> _EXERCISE GOAL_: All of the entries below are to be copied word for word.
[DATA SUPPLIED — start]
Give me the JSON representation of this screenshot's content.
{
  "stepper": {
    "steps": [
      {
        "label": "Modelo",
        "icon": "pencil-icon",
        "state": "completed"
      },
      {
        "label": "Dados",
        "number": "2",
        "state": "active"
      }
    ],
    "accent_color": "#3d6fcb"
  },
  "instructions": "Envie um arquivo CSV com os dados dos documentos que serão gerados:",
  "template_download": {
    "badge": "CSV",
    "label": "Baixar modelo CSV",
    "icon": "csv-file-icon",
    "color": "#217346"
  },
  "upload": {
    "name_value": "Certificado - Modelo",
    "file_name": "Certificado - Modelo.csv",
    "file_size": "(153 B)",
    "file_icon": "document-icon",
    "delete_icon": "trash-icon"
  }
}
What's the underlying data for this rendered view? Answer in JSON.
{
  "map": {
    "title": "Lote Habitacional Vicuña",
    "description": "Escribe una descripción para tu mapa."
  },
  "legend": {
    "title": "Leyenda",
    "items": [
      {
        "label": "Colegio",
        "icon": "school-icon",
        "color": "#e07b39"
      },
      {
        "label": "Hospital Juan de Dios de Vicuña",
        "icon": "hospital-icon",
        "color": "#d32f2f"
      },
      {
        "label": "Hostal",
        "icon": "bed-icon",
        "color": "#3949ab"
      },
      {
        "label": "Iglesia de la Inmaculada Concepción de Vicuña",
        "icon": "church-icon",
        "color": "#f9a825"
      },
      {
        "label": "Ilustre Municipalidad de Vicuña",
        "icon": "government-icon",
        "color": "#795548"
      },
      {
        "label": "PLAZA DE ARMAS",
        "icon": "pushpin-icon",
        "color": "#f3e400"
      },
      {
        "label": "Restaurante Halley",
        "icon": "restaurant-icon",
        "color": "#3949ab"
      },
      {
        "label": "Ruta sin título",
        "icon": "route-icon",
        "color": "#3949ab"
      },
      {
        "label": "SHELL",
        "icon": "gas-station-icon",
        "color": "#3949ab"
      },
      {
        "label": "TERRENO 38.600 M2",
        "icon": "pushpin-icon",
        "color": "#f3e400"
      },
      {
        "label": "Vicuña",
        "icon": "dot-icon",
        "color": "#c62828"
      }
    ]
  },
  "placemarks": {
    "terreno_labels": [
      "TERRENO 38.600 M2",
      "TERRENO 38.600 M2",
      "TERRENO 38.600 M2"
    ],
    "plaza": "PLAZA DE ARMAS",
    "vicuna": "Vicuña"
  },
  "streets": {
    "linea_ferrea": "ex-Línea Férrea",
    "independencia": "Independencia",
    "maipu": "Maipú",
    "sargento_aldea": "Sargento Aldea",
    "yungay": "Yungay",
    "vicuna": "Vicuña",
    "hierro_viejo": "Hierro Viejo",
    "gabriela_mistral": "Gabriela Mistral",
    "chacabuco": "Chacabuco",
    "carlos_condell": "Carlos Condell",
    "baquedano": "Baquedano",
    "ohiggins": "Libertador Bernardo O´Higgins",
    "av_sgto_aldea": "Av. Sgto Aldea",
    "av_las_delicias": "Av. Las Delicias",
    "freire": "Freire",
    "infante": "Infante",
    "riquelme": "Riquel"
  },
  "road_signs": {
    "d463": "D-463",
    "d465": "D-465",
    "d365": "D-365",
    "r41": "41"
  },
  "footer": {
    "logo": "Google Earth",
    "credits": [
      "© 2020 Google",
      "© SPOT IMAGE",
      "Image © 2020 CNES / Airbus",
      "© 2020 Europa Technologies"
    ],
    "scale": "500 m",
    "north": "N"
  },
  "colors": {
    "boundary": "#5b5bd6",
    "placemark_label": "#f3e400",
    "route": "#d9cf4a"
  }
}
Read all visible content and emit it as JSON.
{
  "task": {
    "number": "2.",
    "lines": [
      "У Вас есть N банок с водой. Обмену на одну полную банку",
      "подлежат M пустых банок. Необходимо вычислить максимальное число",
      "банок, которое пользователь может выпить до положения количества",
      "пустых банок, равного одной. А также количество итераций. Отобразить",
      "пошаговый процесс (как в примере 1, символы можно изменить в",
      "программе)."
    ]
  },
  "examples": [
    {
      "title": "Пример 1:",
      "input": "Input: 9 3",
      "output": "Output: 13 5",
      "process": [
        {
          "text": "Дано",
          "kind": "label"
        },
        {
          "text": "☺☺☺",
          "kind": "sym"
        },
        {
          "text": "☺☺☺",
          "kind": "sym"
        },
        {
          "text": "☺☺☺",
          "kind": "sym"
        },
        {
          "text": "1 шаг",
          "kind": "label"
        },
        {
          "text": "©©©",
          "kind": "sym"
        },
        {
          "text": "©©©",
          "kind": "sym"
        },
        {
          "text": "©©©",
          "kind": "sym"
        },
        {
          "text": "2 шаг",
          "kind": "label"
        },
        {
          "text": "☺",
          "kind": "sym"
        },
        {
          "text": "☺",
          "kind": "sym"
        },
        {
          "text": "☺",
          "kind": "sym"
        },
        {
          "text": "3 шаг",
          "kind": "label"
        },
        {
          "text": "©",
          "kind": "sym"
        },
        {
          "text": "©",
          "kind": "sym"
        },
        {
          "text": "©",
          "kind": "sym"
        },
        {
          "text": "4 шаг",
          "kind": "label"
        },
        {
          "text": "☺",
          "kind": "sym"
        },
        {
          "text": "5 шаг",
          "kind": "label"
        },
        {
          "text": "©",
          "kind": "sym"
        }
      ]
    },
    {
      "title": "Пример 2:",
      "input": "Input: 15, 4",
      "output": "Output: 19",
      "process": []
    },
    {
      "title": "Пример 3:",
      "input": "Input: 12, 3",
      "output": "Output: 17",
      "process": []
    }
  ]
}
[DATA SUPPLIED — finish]
> _WRITTEN RESPONSE_:
Give me the JSON representation of this screenshot's content.
{
  "stepper": {
    "steps": [
      {
        "label": "Modelo",
        "icon": "pencil-icon",
        "state": "completed"
      },
      {
        "label": "Dados",
        "number": "2",
        "state": "active"
      }
    ],
    "accent_color": "#3d6fcb"
  },
  "instructions": "Envie um arquivo CSV com os dados dos documentos que serão gerados:",
  "template_download": {
    "badge": "CSV",
    "label": "Baixar modelo CSV",
    "icon": "csv-file-icon",
    "color": "#217346"
  },
  "upload": {
    "name_value": "Certificado - Modelo",
    "file_name": "Certificado - Modelo.csv",
    "file_size": "(153 B)",
    "file_icon": "document-icon",
    "delete_icon": "trash-icon"
  }
}
What's the underlying data for this rendered view? Answer in JSON.
{
  "map": {
    "title": "Lote Habitacional Vicuña",
    "description": "Escribe una descripción para tu mapa."
  },
  "legend": {
    "title": "Leyenda",
    "items": [
      {
        "label": "Colegio",
        "icon": "school-icon",
        "color": "#e07b39"
      },
      {
        "label": "Hospital Juan de Dios de Vicuña",
        "icon": "hospital-icon",
        "color": "#d32f2f"
      },
      {
        "label": "Hostal",
        "icon": "bed-icon",
        "color": "#3949ab"
      },
      {
        "label": "Iglesia de la Inmaculada Concepción de Vicuña",
        "icon": "church-icon",
        "color": "#f9a825"
      },
      {
        "label": "Ilustre Municipalidad de Vicuña",
        "icon": "government-icon",
        "color": "#795548"
      },
      {
        "label": "PLAZA DE ARMAS",
        "icon": "pushpin-icon",
        "color": "#f3e400"
      },
      {
        "label": "Restaurante Halley",
        "icon": "restaurant-icon",
        "color": "#3949ab"
      },
      {
        "label": "Ruta sin título",
        "icon": "route-icon",
        "color": "#3949ab"
      },
      {
        "label": "SHELL",
        "icon": "gas-station-icon",
        "color": "#3949ab"
      },
      {
        "label": "TERRENO 38.600 M2",
        "icon": "pushpin-icon",
        "color": "#f3e400"
      },
      {
        "label": "Vicuña",
        "icon": "dot-icon",
        "color": "#c62828"
      }
    ]
  },
  "placemarks": {
    "terreno_labels": [
      "TERRENO 38.600 M2",
      "TERRENO 38.600 M2",
      "TERRENO 38.600 M2"
    ],
    "plaza": "PLAZA DE ARMAS",
    "vicuna": "Vicuña"
  },
  "streets": {
    "linea_ferrea": "ex-Línea Férrea",
    "independencia": "Independencia",
    "maipu": "Maipú",
    "sargento_aldea": "Sargento Aldea",
    "yungay": "Yungay",
    "vicuna": "Vicuña",
    "hierro_viejo": "Hierro Viejo",
    "gabriela_mistral": "Gabriela Mistral",
    "chacabuco": "Chacabuco",
    "carlos_condell": "Carlos Condell",
    "baquedano": "Baquedano",
    "ohiggins": "Libertador Bernardo O´Higgins",
    "av_sgto_aldea": "Av. Sgto Aldea",
    "av_las_delicias": "Av. Las Delicias",
    "freire": "Freire",
    "infante": "Infante",
    "riquelme": "Riquel"
  },
  "road_signs": {
    "d463": "D-463",
    "d465": "D-465",
    "d365": "D-365",
    "r41": "41"
  },
  "footer": {
    "logo": "Google Earth",
    "credits": [
      "© 2020 Google",
      "© SPOT IMAGE",
      "Image © 2020 CNES / Airbus",
      "© 2020 Europa Technologies"
    ],
    "scale": "500 m",
    "north": "N"
  },
  "colors": {
    "boundary": "#5b5bd6",
    "placemark_label": "#f3e400",
    "route": "#d9cf4a"
  }
}
Read all visible content and emit it as JSON.
{
  "task": {
    "number": "2.",
    "lines": [
      "У Вас есть N банок с водой. Обмену на одну полную банку",
      "подлежат M пустых банок. Необходимо вычислить максимальное число",
      "банок, которое пользователь может выпить до положения количества",
      "пустых банок, равного одной. А также количество итераций. Отобразить",
      "пошаговый процесс (как в примере 1, символы можно изменить в",
      "программе)."
    ]
  },
  "examples": [
    {
      "title": "Пример 1:",
      "input": "Input: 9 3",
      "output": "Output: 13 5",
      "process": [
        {
          "text": "Дано",
          "kind": "label"
        },
        {
          "text": "☺☺☺",
          "kind": "sym"
        },
        {
          "text": "☺☺☺",
          "kind": "sym"
        },
        {
          "text": "☺☺☺",
          "kind": "sym"
        },
        {
          "text": "1 шаг",
          "kind": "label"
        },
        {
          "text": "©©©",
          "kind": "sym"
        },
        {
          "text": "©©©",
          "kind": "sym"
        },
        {
          "text": "©©©",
          "kind": "sym"
        },
        {
          "text": "2 шаг",
          "kind": "label"
        },
        {
          "text": "☺",
          "kind": "sym"
        },
        {
          "text": "☺",
          "kind": "sym"
        },
        {
          "text": "☺",
          "kind": "sym"
        },
        {
          "text": "3 шаг",
          "kind": "label"
        },
        {
          "text": "©",
          "kind": "sym"
        },
        {
          "text": "©",
          "kind": "sym"
        },
        {
          "text": "©",
          "kind": "sym"
        },
        {
          "text": "4 шаг",
          "kind": "label"
        },
        {
          "text": "☺",
          "kind": "sym"
        },
        {
          "text": "5 шаг",
          "kind": "label"
        },
        {
          "text": "©",
          "kind": "sym"
        }
      ]
    },
    {
      "title": "Пример 2:",
      "input": "Input: 15, 4",
      "output": "Output: 19",
      "process": []
    },
    {
      "title": "Пример 3:",
      "input": "Input: 12, 3",
      "output": "Output: 17",
      "process": []
    }
  ]
}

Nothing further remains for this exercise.